So I've just got a couple non-music questions then.


A while back on the Deciblog, you posted a recipe for gunpowder-rubbed pig's head...

Yeah, totally man! I've been trying to get that on Eli (Shaika) from Relapse Records' heavy metal cooking show (Contaminated Cooking feature on And I submitted that recipe to him to be on the show and I haven't heard back from him yet. I'd like to get it out there. I mean, the recipe's already been posted, but I want to do a video.

I don't think I'd be alone in saying I'd very much like to see that.

The reason I posted it on the Decibel blog is because two different heavy metal cookbooks got in touch with me and were like "do you want to submit a recipe," and I was like "Fuck yeah, man! Total Fucking Destruction, Brutal Truth, pig's head rubbed with gunpowder!" And then these heavy metal cookbooks said "oh, no," and one said that their publisher didn't like it because it was too extreme.

Too extreme for a heavy metal cookbook?

I got turned down by two heavy metal cookbooks! That's why I was like, "Albert (Mudrian, Decibel Editor-in-Chief), I already have this thing typed up, I gotta have it published. These other people are too lame to publish it, do you want to put it up on your blog?" But I'm trying to get on that Relapse cooking show, put in a good word for me if you know Eli.

I have no pull, but we can definitely throw a link up on the site and encourage people to check it out (see above).


So I've got one more thing I feel compelled to ask about. The drum faces, the famous drum faces: stage presence or involuntary grind reaction?

It's a combination of stage presence and the physicality of playing drums. What happened was, when I wasn't playing drums, I was doing a lot of yoga. And then I applied that to sitting properly so that I could sing and play drums with Total Fucking Destruction. And then when Brutal Truth started up again full-on, we were doing 75 and 80 minute sets, so I had to condition my body, and I also used the stuff I learned about doing vocals in TFD to help me breathe better for Brutal Truth. So a lot of it is breathing exercise for me, and as I've learned to be able to play Brutal Truth music for a full set and breathe and stay calm throughout, that's allowed me to goof around. And my drumming is real muscle memory, sort of intuitive. I practice the songs before we go on tour, but when I go up on stage I drink beer, and watch for the guy in the cowboy hat (Brutal Truth vocalist Kevin Sharp) to start yelling, and then I just go for it.
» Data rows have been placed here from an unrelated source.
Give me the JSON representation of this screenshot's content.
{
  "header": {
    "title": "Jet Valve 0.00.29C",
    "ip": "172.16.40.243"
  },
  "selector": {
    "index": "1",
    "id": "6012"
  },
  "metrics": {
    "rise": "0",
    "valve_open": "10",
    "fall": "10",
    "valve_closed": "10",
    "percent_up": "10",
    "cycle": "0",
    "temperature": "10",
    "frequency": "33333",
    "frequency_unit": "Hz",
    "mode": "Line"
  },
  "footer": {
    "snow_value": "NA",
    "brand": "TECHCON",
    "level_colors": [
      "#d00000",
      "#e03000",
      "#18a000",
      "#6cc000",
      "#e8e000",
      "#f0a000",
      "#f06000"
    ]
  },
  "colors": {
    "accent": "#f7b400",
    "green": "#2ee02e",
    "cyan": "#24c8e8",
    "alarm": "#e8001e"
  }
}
Well, that's all I've got. Is there anything you'd like to add?

Thanks to everyone who supports Brutal Truth and Total Fucking Destruction, and look out for new music from Old Head, TFD, Brutal Truth and Peacemaker coming soon.

Rich, thanks a lot for taking the time.
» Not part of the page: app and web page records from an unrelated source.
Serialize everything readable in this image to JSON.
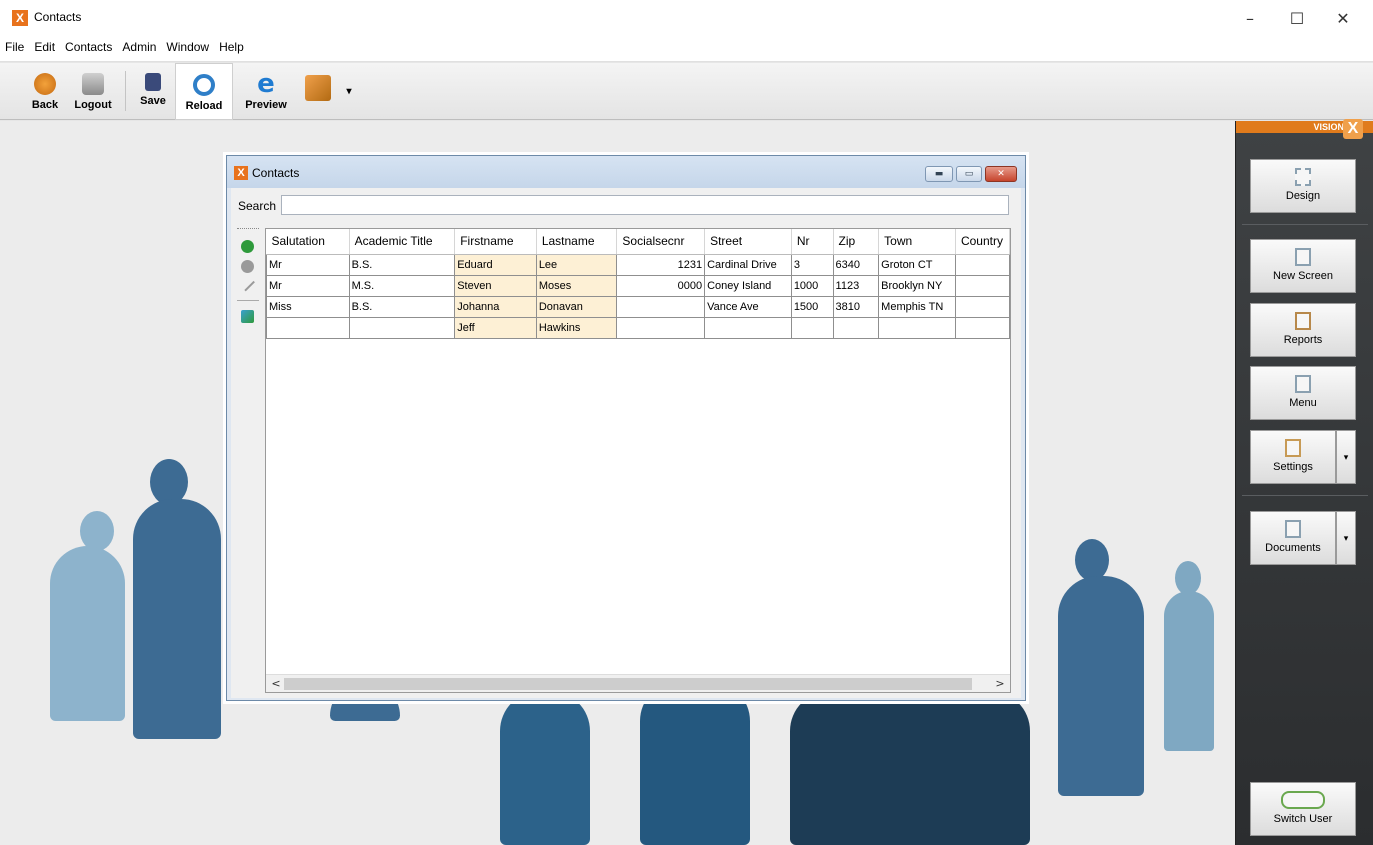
{
  "app": {
    "title": "Contacts",
    "icon": "x-logo-icon"
  },
  "window_controls": {
    "minimize": "–",
    "maximize": "☐",
    "close": "✕"
  },
  "menu": [
    "File",
    "Edit",
    "Contacts",
    "Admin",
    "Window",
    "Help"
  ],
  "toolbar": {
    "back": "Back",
    "logout": "Logout",
    "save": "Save",
    "reload": "Reload",
    "preview": "Preview",
    "more": "▾"
  },
  "right_panel": {
    "brand": "VISION",
    "brand_x": "X",
    "design": "Design",
    "new_screen": "New Screen",
    "reports": "Reports",
    "menu": "Menu",
    "settings": "Settings",
    "documents": "Documents",
    "switch_user": "Switch User",
    "drop": "▾"
  },
  "contacts_window": {
    "title": "Contacts",
    "search_label": "Search",
    "search_value": "",
    "columns": [
      "Salutation",
      "Academic Title",
      "Firstname",
      "Lastname",
      "Socialsecnr",
      "Street",
      "Nr",
      "Zip",
      "Town",
      "Country"
    ],
    "rows": [
      [
        "Mr",
        "B.S.",
        "Eduard",
        "Lee",
        "1231",
        "Cardinal Drive",
        "3",
        "6340",
        "Groton CT",
        ""
      ],
      [
        "Mr",
        "M.S.",
        "Steven",
        "Moses",
        "0000",
        "Coney Island",
        "1000",
        "1123",
        "Brooklyn NY",
        ""
      ],
      [
        "Miss",
        "B.S.",
        "Johanna",
        "Donavan",
        "",
        "Vance Ave",
        "1500",
        "3810",
        "Memphis TN",
        ""
      ],
      [
        "",
        "",
        "Jeff",
        "Hawkins",
        "",
        "",
        "",
        "",
        "",
        ""
      ]
    ],
    "scroll_left": "<",
    "scroll_right": ">"
  },
  "colors": {
    "accent": "#e07b1c",
    "panel_dark": "#2b2d2f",
    "required_cell": "#fdf0d5",
    "silhouette": "#5f8fb0"
  }
}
Thank you. Rock on!

To find out more about any of Rich's numerous projects, please visit: